Sarajevo, nestled between wooded hills and divided by the Miljacka River, has a fascinating pre-war history from the Neo-Gothic Roman Catholic Cathedral to the Jewish museum, formerly a synagogue when it was built in 1556. Transfer to Serbia’s capital on the banks of the River Danube and soak up the vibrant, cosmopolitan atmosphere, from the churches of the Old Town to New Belgrade with its Gallery of Modern Art. Speak to a Regent Balkans Specialist about 3, 4 and 5-star hotel options.
The Bascarsija is the main market square in Sarajevo and the hub of the inner city with over 40 narrow lanes emanating from it filled with traders in copper, leather and woodwork. In the market shop for carved wooden toys and handmade tin coffee pots and cups.
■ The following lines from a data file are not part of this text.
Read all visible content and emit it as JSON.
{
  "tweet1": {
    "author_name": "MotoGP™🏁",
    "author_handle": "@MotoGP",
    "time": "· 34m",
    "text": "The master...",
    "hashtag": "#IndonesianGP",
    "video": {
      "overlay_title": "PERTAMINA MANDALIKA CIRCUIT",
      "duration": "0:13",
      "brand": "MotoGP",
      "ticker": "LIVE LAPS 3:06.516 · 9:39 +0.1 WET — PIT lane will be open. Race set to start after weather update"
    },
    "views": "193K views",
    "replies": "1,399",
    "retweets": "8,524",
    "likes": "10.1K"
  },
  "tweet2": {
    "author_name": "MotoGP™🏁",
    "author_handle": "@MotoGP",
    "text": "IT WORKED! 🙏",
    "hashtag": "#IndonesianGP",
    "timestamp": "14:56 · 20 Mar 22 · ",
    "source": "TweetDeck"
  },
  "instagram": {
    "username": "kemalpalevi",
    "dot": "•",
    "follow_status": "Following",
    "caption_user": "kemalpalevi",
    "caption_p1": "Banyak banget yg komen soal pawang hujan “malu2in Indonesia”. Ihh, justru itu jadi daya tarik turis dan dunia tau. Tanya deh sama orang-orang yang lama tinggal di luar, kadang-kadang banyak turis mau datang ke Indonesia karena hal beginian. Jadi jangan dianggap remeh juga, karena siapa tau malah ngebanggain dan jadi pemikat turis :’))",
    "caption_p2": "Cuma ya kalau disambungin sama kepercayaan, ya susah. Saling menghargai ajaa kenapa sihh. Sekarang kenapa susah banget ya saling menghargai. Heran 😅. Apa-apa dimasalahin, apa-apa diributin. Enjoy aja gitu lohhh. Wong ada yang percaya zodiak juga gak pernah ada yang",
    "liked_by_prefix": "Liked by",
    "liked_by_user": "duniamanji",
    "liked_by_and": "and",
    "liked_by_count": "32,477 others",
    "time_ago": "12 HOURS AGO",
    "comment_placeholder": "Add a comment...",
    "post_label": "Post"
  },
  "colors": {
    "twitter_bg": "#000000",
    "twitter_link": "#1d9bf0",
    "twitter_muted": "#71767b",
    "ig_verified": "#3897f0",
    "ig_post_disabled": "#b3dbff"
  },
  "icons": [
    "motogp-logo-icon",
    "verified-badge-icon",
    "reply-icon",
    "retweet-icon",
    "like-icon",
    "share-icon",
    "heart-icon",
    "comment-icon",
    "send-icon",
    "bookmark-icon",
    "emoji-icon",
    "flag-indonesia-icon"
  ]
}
Belgrade is now firmly back where it belongs, at the heart of Europe. Fortunately, the sole evidence now of its many conquerors and former despots is in its architecture. Name a style from the 17th century or from the 20th century, and it will be there. Yet Belgrade is more than just its buildings; the Danube and its hilly surroundings are as important as the city itself. The Old Town is compact enough for walking everywhere and cars are banned from many of its streets.
Price NotesSingle room supplement £145